from chemical reactions such as reaction enthalpy,
adiabatic temperature rise, and activation energy are essential for
reaction safety and scale-up from laboratory investigations to reactor
design and operation. Typically, these data are gained from batch
calorimeters with sophisticated setups and elaborate measurement procedures.
Continuous flow calorimeters, compared with batch setups, have different
mixing and heat transfer characteristics and enable harsh reaction
conditions, particularly within microstructured reactors with their
enhanced heat transfer capability. This review provides an overview
of currently investigated and applied flow calorimeters in research
and development in relation to existing concepts.
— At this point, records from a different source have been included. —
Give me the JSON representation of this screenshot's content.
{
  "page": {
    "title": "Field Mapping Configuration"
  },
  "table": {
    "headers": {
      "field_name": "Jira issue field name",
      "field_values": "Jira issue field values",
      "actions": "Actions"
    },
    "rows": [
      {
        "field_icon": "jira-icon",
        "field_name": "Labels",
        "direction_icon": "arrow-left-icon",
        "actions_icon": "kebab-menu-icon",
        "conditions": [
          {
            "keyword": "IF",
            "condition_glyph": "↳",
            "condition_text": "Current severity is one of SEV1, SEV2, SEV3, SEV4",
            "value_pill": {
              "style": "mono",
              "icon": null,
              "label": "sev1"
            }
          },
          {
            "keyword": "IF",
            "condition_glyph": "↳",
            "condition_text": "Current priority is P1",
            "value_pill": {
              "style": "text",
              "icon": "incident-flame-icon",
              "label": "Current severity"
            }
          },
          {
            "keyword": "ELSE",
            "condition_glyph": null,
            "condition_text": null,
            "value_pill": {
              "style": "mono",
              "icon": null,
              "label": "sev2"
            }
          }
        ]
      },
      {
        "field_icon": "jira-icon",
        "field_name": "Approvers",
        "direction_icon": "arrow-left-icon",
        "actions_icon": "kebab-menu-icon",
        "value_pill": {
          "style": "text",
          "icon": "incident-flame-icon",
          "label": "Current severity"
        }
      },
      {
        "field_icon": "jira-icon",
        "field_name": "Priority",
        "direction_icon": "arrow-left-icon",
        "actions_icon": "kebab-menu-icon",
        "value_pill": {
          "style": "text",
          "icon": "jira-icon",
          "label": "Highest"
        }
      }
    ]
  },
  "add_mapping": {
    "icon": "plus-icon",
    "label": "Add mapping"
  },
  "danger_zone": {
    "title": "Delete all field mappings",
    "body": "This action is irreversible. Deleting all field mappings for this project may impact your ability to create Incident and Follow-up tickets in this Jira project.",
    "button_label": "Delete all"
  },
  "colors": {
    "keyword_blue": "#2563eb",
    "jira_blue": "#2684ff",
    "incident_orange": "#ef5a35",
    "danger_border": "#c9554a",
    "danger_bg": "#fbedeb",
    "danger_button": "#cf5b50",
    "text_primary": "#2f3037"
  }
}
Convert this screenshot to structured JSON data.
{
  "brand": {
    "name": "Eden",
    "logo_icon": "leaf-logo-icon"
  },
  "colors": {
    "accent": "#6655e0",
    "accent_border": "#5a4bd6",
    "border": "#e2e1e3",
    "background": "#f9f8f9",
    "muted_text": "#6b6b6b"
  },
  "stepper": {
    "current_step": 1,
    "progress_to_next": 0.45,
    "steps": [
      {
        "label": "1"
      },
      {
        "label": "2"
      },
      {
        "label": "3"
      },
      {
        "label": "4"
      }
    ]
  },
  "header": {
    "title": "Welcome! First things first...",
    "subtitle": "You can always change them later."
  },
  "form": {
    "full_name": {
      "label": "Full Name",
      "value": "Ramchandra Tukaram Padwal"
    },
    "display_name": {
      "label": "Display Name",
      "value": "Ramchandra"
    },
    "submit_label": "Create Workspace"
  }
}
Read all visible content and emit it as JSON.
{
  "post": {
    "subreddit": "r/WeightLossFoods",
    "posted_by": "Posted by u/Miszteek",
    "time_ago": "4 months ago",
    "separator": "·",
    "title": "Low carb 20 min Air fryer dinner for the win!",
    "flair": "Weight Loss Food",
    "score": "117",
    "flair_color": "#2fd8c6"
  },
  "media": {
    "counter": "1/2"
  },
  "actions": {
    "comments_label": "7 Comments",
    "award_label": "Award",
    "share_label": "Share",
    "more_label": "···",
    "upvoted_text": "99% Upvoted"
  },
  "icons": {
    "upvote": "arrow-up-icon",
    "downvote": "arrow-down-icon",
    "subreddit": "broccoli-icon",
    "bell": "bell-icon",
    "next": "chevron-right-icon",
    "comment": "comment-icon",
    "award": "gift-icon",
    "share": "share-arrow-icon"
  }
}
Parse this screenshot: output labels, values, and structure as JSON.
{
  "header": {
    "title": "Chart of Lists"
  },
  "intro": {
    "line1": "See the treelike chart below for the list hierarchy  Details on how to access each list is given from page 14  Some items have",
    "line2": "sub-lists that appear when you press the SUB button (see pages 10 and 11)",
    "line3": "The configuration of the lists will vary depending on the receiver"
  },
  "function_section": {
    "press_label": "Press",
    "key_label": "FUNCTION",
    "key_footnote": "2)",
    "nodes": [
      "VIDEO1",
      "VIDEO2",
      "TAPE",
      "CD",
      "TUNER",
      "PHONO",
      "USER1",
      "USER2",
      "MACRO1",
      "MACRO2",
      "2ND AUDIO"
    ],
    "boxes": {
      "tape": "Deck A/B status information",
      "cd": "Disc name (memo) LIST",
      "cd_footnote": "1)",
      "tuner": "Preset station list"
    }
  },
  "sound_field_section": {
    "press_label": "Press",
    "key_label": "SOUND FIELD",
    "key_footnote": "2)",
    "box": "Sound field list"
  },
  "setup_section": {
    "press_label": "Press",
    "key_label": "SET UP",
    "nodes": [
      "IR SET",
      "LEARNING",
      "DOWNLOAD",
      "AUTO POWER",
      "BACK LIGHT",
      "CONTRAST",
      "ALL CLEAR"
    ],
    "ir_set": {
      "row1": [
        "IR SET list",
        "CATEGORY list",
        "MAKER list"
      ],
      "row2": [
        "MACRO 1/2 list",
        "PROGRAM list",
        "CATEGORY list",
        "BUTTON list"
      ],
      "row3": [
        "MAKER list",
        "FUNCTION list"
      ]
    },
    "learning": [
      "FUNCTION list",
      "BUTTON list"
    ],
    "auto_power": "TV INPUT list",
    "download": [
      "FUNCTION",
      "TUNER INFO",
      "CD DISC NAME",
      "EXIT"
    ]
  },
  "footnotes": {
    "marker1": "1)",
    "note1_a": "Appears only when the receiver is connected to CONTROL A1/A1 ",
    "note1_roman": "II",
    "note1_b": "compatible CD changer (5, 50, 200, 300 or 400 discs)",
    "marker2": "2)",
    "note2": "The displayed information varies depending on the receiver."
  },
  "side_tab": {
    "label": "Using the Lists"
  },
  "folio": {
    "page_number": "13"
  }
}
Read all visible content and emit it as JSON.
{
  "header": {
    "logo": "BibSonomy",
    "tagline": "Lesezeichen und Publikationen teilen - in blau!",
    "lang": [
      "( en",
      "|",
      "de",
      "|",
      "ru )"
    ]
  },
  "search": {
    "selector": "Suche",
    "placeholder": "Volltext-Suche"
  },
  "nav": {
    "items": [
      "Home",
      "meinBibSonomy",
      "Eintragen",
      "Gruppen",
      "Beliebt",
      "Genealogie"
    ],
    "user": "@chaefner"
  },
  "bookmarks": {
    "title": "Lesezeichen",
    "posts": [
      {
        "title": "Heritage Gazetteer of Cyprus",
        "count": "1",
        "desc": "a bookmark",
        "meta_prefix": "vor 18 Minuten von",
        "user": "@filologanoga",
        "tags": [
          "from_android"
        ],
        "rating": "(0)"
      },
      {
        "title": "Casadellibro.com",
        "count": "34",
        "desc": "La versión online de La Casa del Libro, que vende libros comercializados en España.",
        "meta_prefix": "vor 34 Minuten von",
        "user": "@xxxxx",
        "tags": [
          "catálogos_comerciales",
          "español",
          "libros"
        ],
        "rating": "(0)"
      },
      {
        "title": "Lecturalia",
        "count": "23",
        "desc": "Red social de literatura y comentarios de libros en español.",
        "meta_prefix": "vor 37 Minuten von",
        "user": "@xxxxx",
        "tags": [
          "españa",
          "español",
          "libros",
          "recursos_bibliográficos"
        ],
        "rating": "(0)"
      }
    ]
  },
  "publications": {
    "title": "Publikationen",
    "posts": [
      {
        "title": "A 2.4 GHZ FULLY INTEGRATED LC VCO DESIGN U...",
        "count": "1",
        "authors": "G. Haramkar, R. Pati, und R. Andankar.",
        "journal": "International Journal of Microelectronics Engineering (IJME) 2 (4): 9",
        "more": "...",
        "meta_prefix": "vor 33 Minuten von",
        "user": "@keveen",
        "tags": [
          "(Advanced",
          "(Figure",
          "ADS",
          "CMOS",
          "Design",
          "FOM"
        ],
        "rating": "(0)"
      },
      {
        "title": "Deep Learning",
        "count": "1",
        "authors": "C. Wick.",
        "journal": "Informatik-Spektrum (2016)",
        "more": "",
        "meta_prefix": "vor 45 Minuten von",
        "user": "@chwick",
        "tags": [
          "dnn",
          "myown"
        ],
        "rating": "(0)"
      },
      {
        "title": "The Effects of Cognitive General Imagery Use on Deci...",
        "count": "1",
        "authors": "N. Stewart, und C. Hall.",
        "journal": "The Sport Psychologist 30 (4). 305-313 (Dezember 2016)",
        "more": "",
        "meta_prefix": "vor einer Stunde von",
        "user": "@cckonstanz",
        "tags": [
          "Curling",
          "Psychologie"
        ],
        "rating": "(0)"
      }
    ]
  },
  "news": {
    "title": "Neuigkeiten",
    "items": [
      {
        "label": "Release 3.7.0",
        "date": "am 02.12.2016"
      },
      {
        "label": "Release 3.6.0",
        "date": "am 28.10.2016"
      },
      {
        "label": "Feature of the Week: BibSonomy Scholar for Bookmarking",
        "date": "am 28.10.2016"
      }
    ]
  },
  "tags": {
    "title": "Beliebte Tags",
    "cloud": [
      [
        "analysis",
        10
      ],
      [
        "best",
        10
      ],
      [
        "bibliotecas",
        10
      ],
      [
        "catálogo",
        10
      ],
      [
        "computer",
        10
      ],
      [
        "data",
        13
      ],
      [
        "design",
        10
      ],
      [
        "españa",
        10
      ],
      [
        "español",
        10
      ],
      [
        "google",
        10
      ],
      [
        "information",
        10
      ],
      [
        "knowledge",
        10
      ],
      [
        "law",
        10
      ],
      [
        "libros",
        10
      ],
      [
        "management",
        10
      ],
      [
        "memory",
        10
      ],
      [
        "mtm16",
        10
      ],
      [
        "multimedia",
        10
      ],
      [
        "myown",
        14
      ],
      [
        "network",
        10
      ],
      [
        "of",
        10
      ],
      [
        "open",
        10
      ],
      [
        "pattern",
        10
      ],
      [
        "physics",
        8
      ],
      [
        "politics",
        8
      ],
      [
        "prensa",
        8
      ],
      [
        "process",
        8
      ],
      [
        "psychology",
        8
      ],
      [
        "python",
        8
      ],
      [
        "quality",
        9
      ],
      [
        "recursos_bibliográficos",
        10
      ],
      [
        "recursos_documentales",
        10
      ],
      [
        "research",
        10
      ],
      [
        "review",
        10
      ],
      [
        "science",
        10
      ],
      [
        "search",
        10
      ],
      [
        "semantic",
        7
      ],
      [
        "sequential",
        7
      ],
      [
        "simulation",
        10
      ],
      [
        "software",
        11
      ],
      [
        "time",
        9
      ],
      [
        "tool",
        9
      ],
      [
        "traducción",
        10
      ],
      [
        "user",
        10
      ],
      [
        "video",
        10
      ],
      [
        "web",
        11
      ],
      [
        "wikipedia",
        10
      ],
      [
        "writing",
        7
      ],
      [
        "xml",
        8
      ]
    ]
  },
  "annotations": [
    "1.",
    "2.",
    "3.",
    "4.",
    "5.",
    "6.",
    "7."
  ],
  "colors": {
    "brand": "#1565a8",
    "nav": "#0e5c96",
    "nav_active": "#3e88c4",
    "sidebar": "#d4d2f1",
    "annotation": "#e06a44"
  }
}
Novel approaches
for heat flux measurements as well as integrated sensors are presented.
Safety aspects of flow chemistry are a main driver, but additionally,
low material consumption is important in early process development.
Limitations of the concepts are presented with a comprehensive literature
overview of flow calorimetry to show that continuous flow calorimeters
form a new tool in process development and safety engineering, particularly
with microstructured devices and novel sensing techniques.